It’s a beautiful hotel that has the feel of a huge, wealthy house,  beautifully appointed, full of charm and light and art.
 
The first suite opens to a large lounge with beautiful wood floors,  richly colored sofas and chairs, old tables, pretty details and an awesome high,  painted ceiling. From there you have a spacious parlor/office–yet another  beautifully painted ceiling, then the bedroom with a HUGE bath.
 
I love me a huge bath.
 
We sort ourselves out a little, hydrate, then go out to walk, get  some sun and air–and as it turns out shop.
 
We’re minutes from the piazza Santa Croche with the marvelous  church, the big space, the crowds of people. And the leather. There’s nothing  like the leather goods in Florence, and it doesn’t take long for me to snag a  gorgeous bag–and enjoy the charm and conversation of the proprietor. 
 
There are street vendors–soft, silky, colorful scarves, silly  novelties, more bags or belts. In another few minutes, I have a couple Christmas  presents and Kat has a pretty new skirt.
 
It’s lovely just to walk, so we aim for the river, just taking it  all in. Shops, restaurants where people already sit at sidewalk tables, tempting  displays of creamy gelato, crowds of people, so many languages, people zipping  and winding through the pedestrians in tiny cars or motorbikes.
 
We get to the Arno, walk along the bridge, pass lines for various  museums–those are for another day–and wander in the warm breezes to Ponte Vecchio.
 
This is very full of tourists, but worth the stroll along the shops  with the sparkle of gold in the windows. Gold and leather–two must haves in  Florence. We make our way down the sloping street, spot the gelato shop BW and I  made good use of our last trip. That’s for after lunch, so we find a little  trattoria. BW gets the biggest pilsner of beer I’ve ever seen. Kat gets a glass  of red, I get a glass of white. Jason sticks with water. It’s pizza for me, and  the first bite reminds me how fresh and gorgeous the food is here–everywhere  here. We keep it light because there’s gelato coming.
 
It’s nice to just sit, watch Florence go by, drink wine, eat lovely  food. Recharge before we start back, with that stop for gelato. Lemon for  me–wonderfully tart, soft, fresh.

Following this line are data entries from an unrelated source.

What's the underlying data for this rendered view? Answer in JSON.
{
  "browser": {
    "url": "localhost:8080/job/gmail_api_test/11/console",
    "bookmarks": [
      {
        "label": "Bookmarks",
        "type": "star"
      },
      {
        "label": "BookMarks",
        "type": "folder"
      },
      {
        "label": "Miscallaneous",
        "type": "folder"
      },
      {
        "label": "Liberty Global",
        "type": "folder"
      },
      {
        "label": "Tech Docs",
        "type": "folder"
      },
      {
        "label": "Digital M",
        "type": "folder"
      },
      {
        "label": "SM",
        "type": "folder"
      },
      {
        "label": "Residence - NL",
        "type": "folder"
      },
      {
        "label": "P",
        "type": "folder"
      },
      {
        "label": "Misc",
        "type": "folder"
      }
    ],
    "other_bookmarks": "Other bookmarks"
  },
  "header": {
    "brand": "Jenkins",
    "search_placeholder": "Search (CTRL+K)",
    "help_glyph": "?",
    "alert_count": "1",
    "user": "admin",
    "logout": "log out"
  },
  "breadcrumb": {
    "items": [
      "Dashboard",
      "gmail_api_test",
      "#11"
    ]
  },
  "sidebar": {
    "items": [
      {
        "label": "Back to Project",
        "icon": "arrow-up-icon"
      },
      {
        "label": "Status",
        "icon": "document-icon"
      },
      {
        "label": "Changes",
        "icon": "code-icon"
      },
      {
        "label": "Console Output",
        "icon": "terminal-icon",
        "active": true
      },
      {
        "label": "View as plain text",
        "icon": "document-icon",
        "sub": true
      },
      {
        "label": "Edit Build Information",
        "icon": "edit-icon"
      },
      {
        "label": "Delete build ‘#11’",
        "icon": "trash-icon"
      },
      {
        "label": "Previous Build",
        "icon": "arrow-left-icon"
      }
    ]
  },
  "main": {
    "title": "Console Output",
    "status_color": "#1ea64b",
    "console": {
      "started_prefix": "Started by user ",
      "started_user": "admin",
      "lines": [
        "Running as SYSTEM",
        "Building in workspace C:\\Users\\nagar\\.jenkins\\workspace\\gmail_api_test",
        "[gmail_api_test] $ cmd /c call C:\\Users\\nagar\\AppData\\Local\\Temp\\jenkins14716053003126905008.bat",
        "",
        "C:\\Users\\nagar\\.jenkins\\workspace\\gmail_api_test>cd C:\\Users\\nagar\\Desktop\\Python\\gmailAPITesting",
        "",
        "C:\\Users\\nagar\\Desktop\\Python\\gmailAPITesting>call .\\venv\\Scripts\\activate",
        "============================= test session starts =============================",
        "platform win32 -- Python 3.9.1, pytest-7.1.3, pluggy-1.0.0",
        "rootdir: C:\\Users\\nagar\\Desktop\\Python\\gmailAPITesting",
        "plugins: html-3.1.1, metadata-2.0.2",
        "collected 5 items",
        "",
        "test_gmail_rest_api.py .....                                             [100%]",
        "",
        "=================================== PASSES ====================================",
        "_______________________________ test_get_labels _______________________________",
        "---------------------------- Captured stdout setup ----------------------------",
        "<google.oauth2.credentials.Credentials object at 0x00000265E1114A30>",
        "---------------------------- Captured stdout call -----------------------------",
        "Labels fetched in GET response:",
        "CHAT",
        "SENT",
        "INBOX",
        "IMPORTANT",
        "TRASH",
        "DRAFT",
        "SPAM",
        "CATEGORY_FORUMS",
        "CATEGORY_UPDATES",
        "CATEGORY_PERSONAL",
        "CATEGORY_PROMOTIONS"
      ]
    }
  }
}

It’s like eating chilled sunshine.
 
Back along the narrow streets, through the crowds. I see a man  navigating through those crowds on a bicycle with his drycleaning slung over his  shoulder.
 
Another shop, more presents off my Christmas list, then back where the other suite’s ready. It’s just lovely, just as beautifully appointed. We  have a shared foyer, the big lounge we’ll also share, and our own personal  spaces.
 
Time to unpack and take a much deserved nap.
 
Everyone’s still sleeping. I expect we’ll do very casual for dinner  tonight as we’ve accomplished a whole bunch of a lot on this travel day. I  believe I’m going to pop the cork on the complimentary bottle of champagne and  not think about what we’ll do tomorrow until tomorrow.
 
Nora